__THE PROBLEM__
Report the number of lines in these entries that contain "suggestions". Write only the number.

(Page and application data records)
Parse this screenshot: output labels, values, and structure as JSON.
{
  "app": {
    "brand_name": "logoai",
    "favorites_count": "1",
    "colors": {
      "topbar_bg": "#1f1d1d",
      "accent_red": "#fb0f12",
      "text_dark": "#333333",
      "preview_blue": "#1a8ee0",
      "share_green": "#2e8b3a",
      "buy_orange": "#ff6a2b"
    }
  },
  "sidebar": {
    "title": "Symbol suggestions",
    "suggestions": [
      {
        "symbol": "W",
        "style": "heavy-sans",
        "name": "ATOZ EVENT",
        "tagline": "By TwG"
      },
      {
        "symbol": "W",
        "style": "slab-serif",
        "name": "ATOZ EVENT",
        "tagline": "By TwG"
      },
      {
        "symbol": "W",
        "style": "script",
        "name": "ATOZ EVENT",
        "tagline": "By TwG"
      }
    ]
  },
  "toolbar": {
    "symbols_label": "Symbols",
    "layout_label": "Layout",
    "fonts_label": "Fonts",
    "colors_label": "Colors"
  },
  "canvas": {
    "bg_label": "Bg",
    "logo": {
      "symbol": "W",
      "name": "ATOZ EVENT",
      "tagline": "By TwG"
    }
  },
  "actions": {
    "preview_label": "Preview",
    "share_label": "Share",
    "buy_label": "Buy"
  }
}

__SOLUTION TO THIS PROBLEM__
2